In the latest news and analysis…
The top headline in the World Bank’s new Doing Business report is Sub-Saharan Africa’s newfound enthusiasm for business-friendly regulations.
“Over the past year a record number of governments in Sub-Saharan Africa changed their economy’s regulatory environment to make it easier for domestic firms to start up and operate. In a region where relatively little attention was paid to the regulatory environment only 8 years ago, regulatory reforms making it easier to do business were implemented in 36 of 46 economies between June 2010 and May 2011. ”
Intellectual Property Watch’s Catherine Saez reports that the Geneva-based International Union for the Protection of New Varieties of Plants is facing calls for greater transparency and protests from farmers over seed policies.
“Protesters’ main concern is the fact that the 1991 UPOV Convention prevents the saving and sharing of farmers seeds. If they originally buy protected varieties, farmers would like to be able to save some of their harvest and share and exchange some of it with other farmers without paying additional royalties.
They claim that original seeds were removed freely from farmers’ fields by breeders. They add that those seeds that were used to engineer new varieties were selected and saved over thousands of years by farmers.”
Connecting the dots
The UN News Centre reports that Secretary General Ban Ki-moon and General Assembly President Nassir Abdulaziz Al-Nasser are calling for a “courageous” blueprint to tackle both world poverty and environmental destruction ahead of next year’s sustainable development summit in Rio de Janeiro.
“Mr. Al-Nasser stressed the need for policy-makers to ‘connect the dots between issues’ so that they develop policies that are ‘coherent, effective and beneficial.’
He added it was vital to ensure that the outcome of Rio+20 ‘is innovative and at the same time practical in its approach to tackling issues of sustainable development and poverty eradication.’”
The everywhere war

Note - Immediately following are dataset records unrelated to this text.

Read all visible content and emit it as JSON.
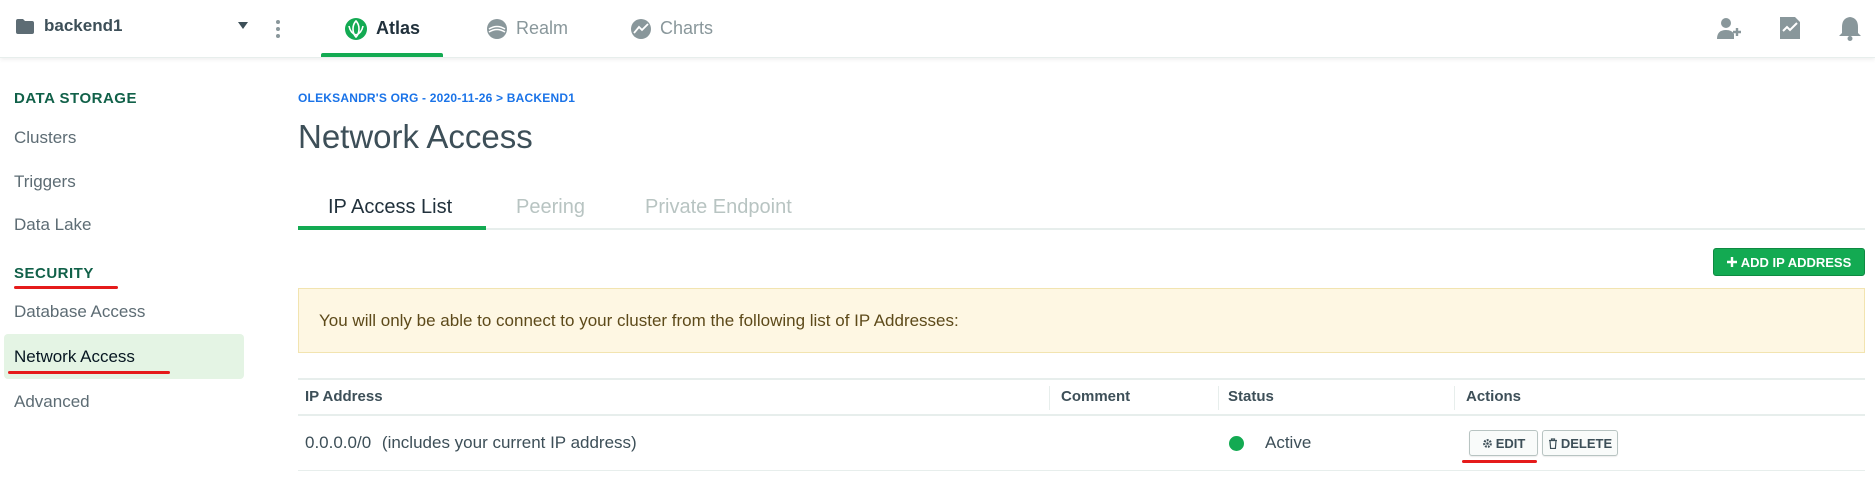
{
  "project": {
    "name": "backend1"
  },
  "nav": {
    "tabs": [
      {
        "label": "Atlas"
      },
      {
        "label": "Realm"
      },
      {
        "label": "Charts"
      }
    ]
  },
  "sidebar": {
    "sections": [
      {
        "heading": "DATA STORAGE",
        "items": [
          {
            "label": "Clusters"
          },
          {
            "label": "Triggers"
          },
          {
            "label": "Data Lake"
          }
        ]
      },
      {
        "heading": "SECURITY",
        "items": [
          {
            "label": "Database Access"
          },
          {
            "label": "Network Access",
            "active": true
          },
          {
            "label": "Advanced"
          }
        ]
      }
    ]
  },
  "breadcrumb": "OLEKSANDR'S ORG - 2020-11-26 > BACKEND1",
  "page_title": "Network Access",
  "tabs": [
    {
      "label": "IP Access List",
      "active": true
    },
    {
      "label": "Peering"
    },
    {
      "label": "Private Endpoint"
    }
  ],
  "add_button": "ADD IP ADDRESS",
  "notice": "You will only be able to connect to your cluster from the following list of IP Addresses:",
  "table": {
    "headers": [
      "IP Address",
      "Comment",
      "Status",
      "Actions"
    ],
    "rows": [
      {
        "ip": "0.0.0.0/0",
        "ip_note": "(includes your current IP address)",
        "comment": "",
        "status": "Active"
      }
    ],
    "edit_label": "EDIT",
    "delete_label": "DELETE"
  },
  "colors": {
    "accent": "#13aa52",
    "annotation": "#e51b1b",
    "link": "#1a73e8"
  }
}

The UN News Centre also reports that Christof Heyns, the organization’s top expert on “extrajudicial, summary or arbitrary executions” is calling on national governments to respect international agreements in pursuing their security interests.
“On targeted killings, the Special Rapporteur said the current use of drones and raids into countries where there is not a recognized armed conflict to kill an opponent, such as in Pakistan or Yemen, is highly problematic
While such operations may be designed to hit a particular target, civilian casualties remain, and it is used on such a large scale that it can hardly be described as targeted.
‘The use of such methods by some States to eliminate opponents in countries around the world raises the question why other States should not engage in the same practices. The danger is one of a global war without borders, in which no one is safe,’ stressed Mr. Heyns.”
Sins of omission
Research firm Maplecroft has released a report assessing the worldwide risks faced by businesses of being complicit in human rights violations, with a particular emphasis on countries that are essential the global supply chain, such as China, India and Mexico.
“The ongoing use of forced labour in emerging economies indicates an unwillingness or a critical lack of capacity to address both the symptoms and causes, leaving business to police the problem itself,” according to Maplecroft’s Alyson Warhurst. “Responsible organisations must ensure that they and their business partners are fully compliant with international labour standards or they risk damaged reputations, litigation, investor alienation and reduced profits from consumer backlash and hidden costs relating to reduced productivity linked to adverse working conditions.”
Greasing palms, pumping oil
IRIN reports that even before Uganda begins pumping oil, concerns over the dreaded “resource curse” are growing, due in no small part to the actions of foreign companies.
“Prime Minister Amama Mbabazi has been accused of receiving funds to lobby for oil production rights on behalf of the Italian oil firm ENI, which eventually lost its bid for exploration rights to British firm Tullow Oil. Along with Mbabazi, Foreign Affairs Minister Sam Kutesa and Internal Affairs Minister Hilary Onek are both accused of taking bribes from Tullow Oil worth over US$23 million and $8 million respectively.”
The Wall Street Journal reports Philip Morris International’s third-quarter earnings were up 31 percent, largely thanks to increased sales in Asian markets such as Indonesia and the Philippines.
“The company has sought to increase growth in emerging markets as volumes have slipped in more established European markets. As a result of the volume decline in developed countries, Philip Morris must enact price increases or cut costs to increase or maintain profitability.”
The price of gold
Blogger Tim Hoiland draws attention to a recent Tufts University report on the costs and benefits of Guatemala’s Marlin gold mine, which is owned by Canada’s Goldcorp.
“Overall, the report concludes that, when juxtaposed against the long-term and uncertain environmental risk, the economic benefits of the mine to Guatemala and especially to local communities under a business-as-usual scenario are meager and short-lived.”
Thanks for sharing the link to the Tufts Report on the gold mine!